Photo: Alexei Hay
Madison Sutton had been a real-estate agent for only about six months when the city shut down. Hardly anyone was looking for Manhattan apartments, and Sutton, now 25, was surviving off a trickle of leads. Less than a year later, after she started posting apartment tours on TikTok, she was getting so many inquiries — up to 500 a day — that she ended up hiring two agents to help her field them. “I was doing 25,000 to 30,000 steps per day. I had to start wearing knee braces because I was going to so many walk-ups,” said Sutton, who now has almost 95,000 followers. Her posts vary from apartment tours and day-in-the-life videos to comedic takes on the Murray Hill dating scene. (If he can’t commit to a full wall in his apartment, he can’t commit to you.)
It turns out that TikTok, famous for teenagers sharing viral dances, is also pretty good for renting out apartments. And even, sometimes, selling them. “My principal broker was like, ‘They are a bunch of young kids.
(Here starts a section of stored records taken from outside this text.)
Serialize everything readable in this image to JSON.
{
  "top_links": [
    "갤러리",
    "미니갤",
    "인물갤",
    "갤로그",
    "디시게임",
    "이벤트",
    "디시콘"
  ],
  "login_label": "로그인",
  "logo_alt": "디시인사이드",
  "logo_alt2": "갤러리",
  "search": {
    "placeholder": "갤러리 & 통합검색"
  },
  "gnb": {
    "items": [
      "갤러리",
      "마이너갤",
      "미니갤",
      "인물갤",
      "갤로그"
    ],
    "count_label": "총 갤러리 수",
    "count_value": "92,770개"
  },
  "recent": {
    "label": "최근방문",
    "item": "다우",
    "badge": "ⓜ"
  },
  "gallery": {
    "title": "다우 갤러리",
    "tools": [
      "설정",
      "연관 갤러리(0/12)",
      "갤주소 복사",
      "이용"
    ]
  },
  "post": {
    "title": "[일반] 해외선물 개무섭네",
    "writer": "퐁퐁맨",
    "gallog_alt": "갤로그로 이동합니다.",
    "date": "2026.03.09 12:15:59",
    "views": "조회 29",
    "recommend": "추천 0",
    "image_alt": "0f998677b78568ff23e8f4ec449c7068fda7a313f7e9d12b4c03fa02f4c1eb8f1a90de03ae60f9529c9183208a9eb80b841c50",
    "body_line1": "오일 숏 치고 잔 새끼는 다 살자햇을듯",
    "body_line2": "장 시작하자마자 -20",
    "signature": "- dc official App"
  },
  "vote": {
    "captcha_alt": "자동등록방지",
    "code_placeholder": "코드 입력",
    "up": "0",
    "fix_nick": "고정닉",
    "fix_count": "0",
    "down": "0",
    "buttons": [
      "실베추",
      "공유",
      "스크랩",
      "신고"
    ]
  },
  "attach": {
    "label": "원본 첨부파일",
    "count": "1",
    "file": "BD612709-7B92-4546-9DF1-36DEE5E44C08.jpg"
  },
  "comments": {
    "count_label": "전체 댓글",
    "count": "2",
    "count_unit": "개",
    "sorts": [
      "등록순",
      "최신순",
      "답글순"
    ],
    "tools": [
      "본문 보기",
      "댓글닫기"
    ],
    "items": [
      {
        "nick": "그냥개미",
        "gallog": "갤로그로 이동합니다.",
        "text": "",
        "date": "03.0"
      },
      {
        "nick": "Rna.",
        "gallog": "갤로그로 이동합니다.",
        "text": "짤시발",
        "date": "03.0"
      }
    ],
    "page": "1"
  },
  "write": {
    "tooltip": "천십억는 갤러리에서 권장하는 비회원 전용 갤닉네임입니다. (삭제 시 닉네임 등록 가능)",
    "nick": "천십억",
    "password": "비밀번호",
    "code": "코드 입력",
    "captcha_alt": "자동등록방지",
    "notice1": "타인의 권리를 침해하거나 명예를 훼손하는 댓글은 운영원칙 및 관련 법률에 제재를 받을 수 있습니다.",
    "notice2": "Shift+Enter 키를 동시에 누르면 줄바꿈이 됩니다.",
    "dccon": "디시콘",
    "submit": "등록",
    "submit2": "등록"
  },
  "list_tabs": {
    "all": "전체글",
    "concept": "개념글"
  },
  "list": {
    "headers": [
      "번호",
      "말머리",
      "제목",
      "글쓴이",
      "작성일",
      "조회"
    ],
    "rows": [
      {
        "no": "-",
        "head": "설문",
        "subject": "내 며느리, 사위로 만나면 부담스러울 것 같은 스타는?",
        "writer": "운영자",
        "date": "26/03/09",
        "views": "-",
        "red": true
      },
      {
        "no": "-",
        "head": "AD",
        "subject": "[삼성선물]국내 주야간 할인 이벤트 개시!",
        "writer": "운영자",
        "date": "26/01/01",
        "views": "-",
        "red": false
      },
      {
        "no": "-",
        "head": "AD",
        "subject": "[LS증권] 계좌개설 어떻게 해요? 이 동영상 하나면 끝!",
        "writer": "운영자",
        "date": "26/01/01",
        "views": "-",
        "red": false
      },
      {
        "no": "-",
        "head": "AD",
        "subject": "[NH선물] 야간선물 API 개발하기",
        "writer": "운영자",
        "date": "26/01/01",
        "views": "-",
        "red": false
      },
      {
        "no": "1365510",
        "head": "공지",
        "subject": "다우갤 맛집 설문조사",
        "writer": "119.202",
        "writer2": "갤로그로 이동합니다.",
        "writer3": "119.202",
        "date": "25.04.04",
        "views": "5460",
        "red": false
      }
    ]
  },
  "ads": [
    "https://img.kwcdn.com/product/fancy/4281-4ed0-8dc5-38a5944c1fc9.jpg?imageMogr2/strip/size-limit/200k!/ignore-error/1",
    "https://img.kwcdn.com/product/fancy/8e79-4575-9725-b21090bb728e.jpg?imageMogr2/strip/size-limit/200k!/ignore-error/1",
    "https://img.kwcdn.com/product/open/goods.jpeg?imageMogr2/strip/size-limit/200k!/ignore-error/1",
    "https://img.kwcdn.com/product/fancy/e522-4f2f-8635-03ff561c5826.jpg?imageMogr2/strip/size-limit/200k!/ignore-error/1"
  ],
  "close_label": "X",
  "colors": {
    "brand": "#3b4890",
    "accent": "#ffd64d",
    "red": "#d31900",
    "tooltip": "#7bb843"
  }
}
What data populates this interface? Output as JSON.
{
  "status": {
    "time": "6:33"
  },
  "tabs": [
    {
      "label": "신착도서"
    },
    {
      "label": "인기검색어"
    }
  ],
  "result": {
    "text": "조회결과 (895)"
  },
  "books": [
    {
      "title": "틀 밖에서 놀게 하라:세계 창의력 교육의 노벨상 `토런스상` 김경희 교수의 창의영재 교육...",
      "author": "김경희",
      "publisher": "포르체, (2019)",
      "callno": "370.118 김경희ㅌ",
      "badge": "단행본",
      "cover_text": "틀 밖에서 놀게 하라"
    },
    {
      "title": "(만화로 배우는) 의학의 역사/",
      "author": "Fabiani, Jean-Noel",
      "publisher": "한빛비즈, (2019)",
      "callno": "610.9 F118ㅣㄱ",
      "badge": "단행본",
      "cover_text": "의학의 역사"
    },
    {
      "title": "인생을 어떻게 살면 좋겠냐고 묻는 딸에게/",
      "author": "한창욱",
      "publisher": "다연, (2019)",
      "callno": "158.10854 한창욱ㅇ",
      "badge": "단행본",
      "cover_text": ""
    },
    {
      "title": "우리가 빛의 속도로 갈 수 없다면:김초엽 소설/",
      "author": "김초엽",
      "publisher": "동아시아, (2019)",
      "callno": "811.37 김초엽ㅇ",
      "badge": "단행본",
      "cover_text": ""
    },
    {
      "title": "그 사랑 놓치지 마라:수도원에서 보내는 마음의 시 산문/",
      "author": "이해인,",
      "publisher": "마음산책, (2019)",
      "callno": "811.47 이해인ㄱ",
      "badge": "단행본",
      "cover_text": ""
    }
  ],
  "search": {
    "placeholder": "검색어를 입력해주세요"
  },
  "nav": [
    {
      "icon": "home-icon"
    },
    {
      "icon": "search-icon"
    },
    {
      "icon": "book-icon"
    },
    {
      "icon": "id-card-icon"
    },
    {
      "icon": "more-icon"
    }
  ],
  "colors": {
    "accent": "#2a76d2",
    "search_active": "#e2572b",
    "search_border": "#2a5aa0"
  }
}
Are they going to buy?’” said Alexander Zakharin, an agent with Avenues Real Estate who recently sold an apartment to a woman in her early 20s who found him on TikTok. “The family might be buying, but it’s the person on TikTok who will be choosing.”
Though the run-of-the-mill rentals that account for a lot of this city hardly seem like eye candy — it’s not easy to make a cheaply renovated Bushwick three-bedroom look like fun — it turns out that New York real estate is always a good show, whether it’s a $7 million condo in Tribeca or a nondescript Park Slope two-bedroom. “People love apartment tours,” said Christina Kremidas, an agent with Douglas Elliman. Some viewers just want to follow the New York market, others are planning to move, and, of course, still others like to hate-watch. “People are infatuated with the fact that an apartment can cost $25 million and not even be bigger than 2,000 square feet. That blows people’s minds. It’s almost shock value,” she said.
Like Sutton, many of New York’s TikTok agents started posting during the pandemic, when in-person showings were banned and the city’s real-estate and job markets were at their nadir. The biggest spent the past year perfecting their posting styles and building follower counts, then rode the market rebound this spring. Some have their own styles and specialties — Justin Diamond, an agent with Elegran, likes to focus on New York city history, explaining, “I’m a big New York City nerd. I love old bars, old hotels” — but everyone generally alternates between apartment or house tours and what they call “educational” content: neighborhood walks, tips on renting and buying, day-in-the-life videos.
Though many TikTok real-estate accounts are run by up-and-comers, some established brokers have also embraced the platform. Randy Baruh, 51, an associate broker at Corcoran, thought of TikTok as something his 9-year-old used until his social media manager persuaded him to post a tour of a $50 million apartment at Museum Tower. “It has 5 million views. I was getting 1,000 follows a day,” said Baruh, a former theater director.
Some sellers are a little startled by the format, he admitted, specifically the trending songs that help a post go viral. One seller wanted him to use music that was “more sedate.” “I said, ‘I don’t choose the music. We’re going to go with whatever is trending.’ It could be the fanciest townhouse on the Upper East, and the music might be the most trap hip-hop song.” The days when the upper echelon of Manhattan real estate was dominated by whisper listings and co-op boards who cared about the right social references are all but gone. “With a phone, anyone can have their own Million Dollar Listing,” said Baruh. “I don’t need a TV show — I already have 90,000 viewers.”
Occasionally, sellers aren’t prepared for quite that many views — or opinions — of their apartments. Kremidas had to take down one post that went viral after the owners balked at all the attention. “Which is kind of ironic, because that’s the point,” she said. “But it can be hard for people to see the harsh comments we see every day.” (Kremidas said that viewers make fun of her Brooklyn accent; anytime she says there’s laundry in an apartment, at least one person will write L-A-W-N-D-R-Y in the comments.) Brokers and sellers don’t have to tolerate that kind of feedback on StreetEasy — in part because, Zacharin explained, “on StreetEasy, people would just come to see the apartment. But on TikTok, they are coming to see you.”